Building A Bridge
Susan Aglukark has become something of a history buff.
For more than 15 years, the award-winning singer and songwriter has been researching the time when people crossed the Bering land bridge that connected North America and Asia roughly 15,000 years ago. “There’s a moment where it dawned on me that the period on the land bridge, who were we?” she asks. “We weren’t Inuit. When did we become Inuit? How did that happen?”
For generations, people crossed the bridge and over the centuries that followed, they spread across the Americas, through the Arctic and into Greenland. Aglukark is interested in connecting the ancestral dots to change the historical narrative from that time right up until contact, to highlight what life was like long before Europeans wrote about it.
This passion inspired her new album, The Crossing, due out in February, which starts with that time on the land bridge. “Really, the theme is introducing to the listener who we were, and this is how long we’ve been here,” she says. “If we’re going to teach Inuit history, we should research it as far back as we possibly can, and that’s where it should start.”
It’s also important to teach this to young people, which is why Aglukark is venturing into new territory as a children’s book author. She started the Arctic Rose Foundation in 2012 to give Northern kids a venue to express themselves and explore their culture through the arts, with everything from graffiti and slam poetry to painting, drawing and the written word.
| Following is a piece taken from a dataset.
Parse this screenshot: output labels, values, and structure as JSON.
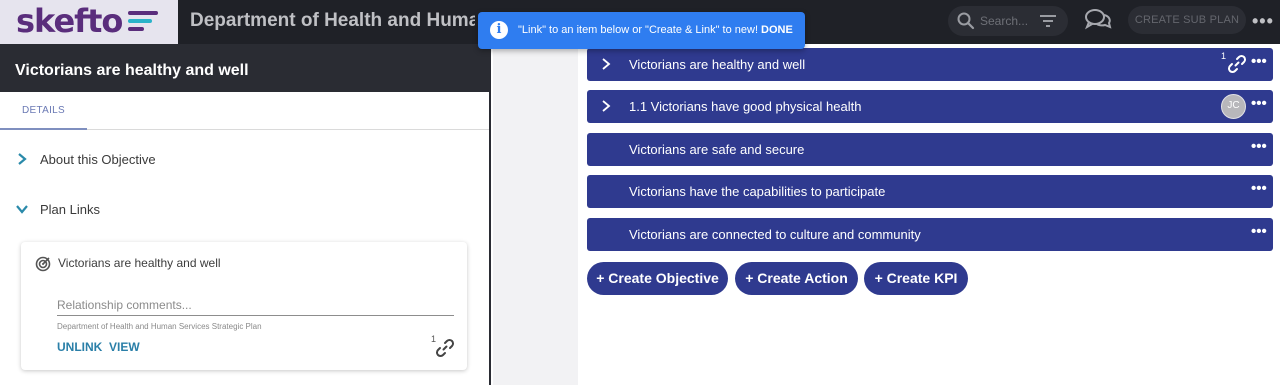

Una Huna: What is this? focuses on introducing a new history, with Inuit as the protagonists. “We have been told one story, and we believed that story,” says Aglukark. But she’s interested in taking that story farther back, prior to colonization. “There’s all this other history, there are all these other ancestors, there’s all this other work that’s been ongoing for thousands and thousands of years. Who were those people?”
Aglukark’s story revolves around Ukpik, a young girl who lives with her family in a camp with 12 other Inuit families at the beginning of contact with Europeans. Ukpik gathers water in a skin bucket, and she puzzles over naming her new puppy, which will one day be a big sled dog. When her father trades fox furs and seal skins for wooden cutlery, he’s doing more than bringing a new way of eating to their camp. They didn’t always have these things, says Aglukark, wondering what it must have been like to encounter such foreign objects.
She believes by exploring that history, she can spur the next generation to create their own stories. “Let’s turn those stories into songs and stage productions and books and resources for universities and colleges.” Teaching the next generation of Inuit and Indigenous youth their history, she hopes, will inspire them to find creative outlets.
That includes encouraging young people to learn and re-learn their languages. The book includes many Inuktitut words, as well as descriptions of traditional tools like a kakivak (a fishing spear) and a pana (a snow knife). “There are some pretty stunning words that are very efficient. Inuit, we’re pretty brilliant that way and we need to keep those words,” says Aglukark.
In Ukpik, she’s also created a character who isn’t sure how she feels about her world changing: in a conversation with her anaanatsiaq (grandmother) she wonders if she’ll always have to use forks now, if they didn’t need them before.
“Even if our world will not stay the same, our camp and our family will always be here,” her grandmother replies.
Una Huna: What is this? is published by Inhabit Media, written by Susan Aglukark and illustrated by Amanda Sandland and Danny Christopher.